There Was No Yarmouth Ferry In 2019, But The USA Was Our Best Performing Tourist Market

Nova Scotia’s tourism numbers through August are down. An important contributor to the drop was a problem with one of the transportation options. It wasn’t the ferry.

After deadly crashes of passenger airplanes in Indonesia and Ethiopia, the world’s airline regulator suspended the license to operate the Boeing 737 MAX aircraft. This grounded 387 aircraft around the world. Almost 5,000 of the planes are on order from the world’s airlines, but deliveries have been postponed until the problems that caused the crash is resolved.

Read More »

All Four Climate Change Policies Are Out Of Touch With Reality

Comparing the climate change policies of the federal parties is a depressing experience. Let’s start with the Liberals, looking first at their performance to date.
Read More »

Another Bad Day for Electricity Customers in Nova Scotia

The energy from Muskrat Falls is not going to be available until at least 2020. But the transmission lines are all built at a cost exceeding $1.5 billion. You are going to pay the interest on that debt while we wait.

Read More »

The Ferry Saga Shows How Not To Manage A Transportation Project

The government’s management of the Yarmouth Ferry has been a fiasco. We should worry about what this says about other projects.

In August last year, Bay Ferries, operator of the ferry, reported that it was meeting with U.S. Customs and Border Protection (CBP) representatives to discuss requirements and costs associated with potentially starting up ferry service to Bar Harbor, Maine, instead of Portland, Maine, which has been the service used for the most recent three years.
Read More »

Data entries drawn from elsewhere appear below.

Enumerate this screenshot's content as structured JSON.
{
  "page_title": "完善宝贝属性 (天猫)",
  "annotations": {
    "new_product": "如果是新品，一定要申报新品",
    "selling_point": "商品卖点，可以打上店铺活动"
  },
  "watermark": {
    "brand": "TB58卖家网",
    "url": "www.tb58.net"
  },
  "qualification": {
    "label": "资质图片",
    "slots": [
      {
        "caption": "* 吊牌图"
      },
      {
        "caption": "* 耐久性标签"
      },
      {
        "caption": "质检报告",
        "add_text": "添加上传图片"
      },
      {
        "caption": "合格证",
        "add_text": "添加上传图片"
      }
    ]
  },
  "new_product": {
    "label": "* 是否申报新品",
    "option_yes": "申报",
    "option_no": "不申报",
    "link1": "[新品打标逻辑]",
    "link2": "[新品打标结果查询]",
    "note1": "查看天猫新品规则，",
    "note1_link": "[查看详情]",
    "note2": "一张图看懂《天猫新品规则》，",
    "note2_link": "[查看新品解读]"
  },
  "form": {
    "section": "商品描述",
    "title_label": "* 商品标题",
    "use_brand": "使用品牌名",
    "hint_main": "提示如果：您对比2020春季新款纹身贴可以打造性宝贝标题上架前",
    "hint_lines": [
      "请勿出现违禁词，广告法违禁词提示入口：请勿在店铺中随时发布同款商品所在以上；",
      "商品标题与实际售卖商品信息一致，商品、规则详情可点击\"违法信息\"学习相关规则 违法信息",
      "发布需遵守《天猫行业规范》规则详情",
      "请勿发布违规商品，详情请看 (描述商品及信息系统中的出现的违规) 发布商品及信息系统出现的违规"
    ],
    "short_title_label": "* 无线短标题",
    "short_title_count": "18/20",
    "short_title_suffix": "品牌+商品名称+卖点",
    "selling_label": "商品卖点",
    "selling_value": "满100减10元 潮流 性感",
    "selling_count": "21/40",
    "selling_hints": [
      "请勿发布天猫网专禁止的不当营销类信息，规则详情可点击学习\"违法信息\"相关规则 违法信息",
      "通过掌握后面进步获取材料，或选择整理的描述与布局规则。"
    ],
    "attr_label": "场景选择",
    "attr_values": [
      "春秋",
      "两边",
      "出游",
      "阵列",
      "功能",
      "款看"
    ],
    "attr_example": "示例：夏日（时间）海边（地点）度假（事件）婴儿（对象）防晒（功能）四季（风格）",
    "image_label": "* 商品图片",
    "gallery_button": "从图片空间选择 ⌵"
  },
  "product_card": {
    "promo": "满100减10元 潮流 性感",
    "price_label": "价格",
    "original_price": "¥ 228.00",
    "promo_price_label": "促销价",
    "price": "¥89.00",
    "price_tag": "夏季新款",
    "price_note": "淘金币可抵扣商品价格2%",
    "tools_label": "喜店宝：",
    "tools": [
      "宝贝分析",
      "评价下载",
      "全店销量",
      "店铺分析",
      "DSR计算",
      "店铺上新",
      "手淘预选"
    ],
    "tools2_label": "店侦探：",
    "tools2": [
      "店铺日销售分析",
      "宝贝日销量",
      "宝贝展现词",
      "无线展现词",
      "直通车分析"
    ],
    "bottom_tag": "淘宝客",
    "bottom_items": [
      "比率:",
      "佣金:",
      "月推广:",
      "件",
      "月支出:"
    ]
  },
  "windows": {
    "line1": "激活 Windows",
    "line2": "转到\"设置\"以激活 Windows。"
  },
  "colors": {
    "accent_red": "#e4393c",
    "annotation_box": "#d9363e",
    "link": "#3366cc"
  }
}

Party Leaders Prove Conclusively That “Better Is Always Possible”

Five of the Federal party leaders have reasons to be disappointed by the result of Monday’s election. Their close advisers were likely part of the problem so they can’t be relied upon for candid criticism of the campaigns.

Therefore, as a public service, herewith are some unsolicited thoughts.
Read More »

Vaping Needs Heavy-handed Regulation

The tobacco industry’s efforts to grow the vaping business is reminiscent of their cigarette marketing a few decades ago.

Inhaling cigarettes transfers multiple carcinogens to the smokers’ lungs. This results in emphysema and cancers, especially of the lungs, which are often fatal. As well, the reduced lung capacity puts strain on the cardiovascular system resulting in heart disease.
Read More »

The Americans Have a Real Problem on Their Southern Border. So Could We.

Donald Trump’s efforts to constrain the flow of asylum seekers at America’s southern border are cruel, racist, and ineffective. The polarizing nature of his tactics obscures the reality of the underlying issue.
Read More »

Can The Government And The Teachers Union Get Along?

In 2015, the Liberal government issued an ambitious plan for improving our schools. Of particular importance were the recommendations for changes to be negotiated with the Nova Scotia Teachers Union (NSTU). There have been many bends in the road since then.
Read More »

The Teachers’ Plan Deficit Needs to be Addressed

The government and the Nova Scotia Teachers Union are doing a disservice to taxpayers and today’s teachers, who are paying for the inadequacy of past contributions by and for the teachers that retired long ago.

In contrast, the public-sector pension plans for civil service and health care workers are well-funded and can be expected to keep their promises to pensioners over the long term.

Read More »

There Is No Business Case For The Football Stadium

A year ago this month, an article in this space questioned the proposal for a football stadium in Halifax. The recently released update from Schooners Sports and Entertainment (SSE) confirms some of the year-ago concerns and adds new ones. Some of today’s text is repeated from a year ago.
Read More »

Transit Choices

A study of the possibilities for commuter rail is underway. It looks expensive. That is not the only option that should be considered. Read More »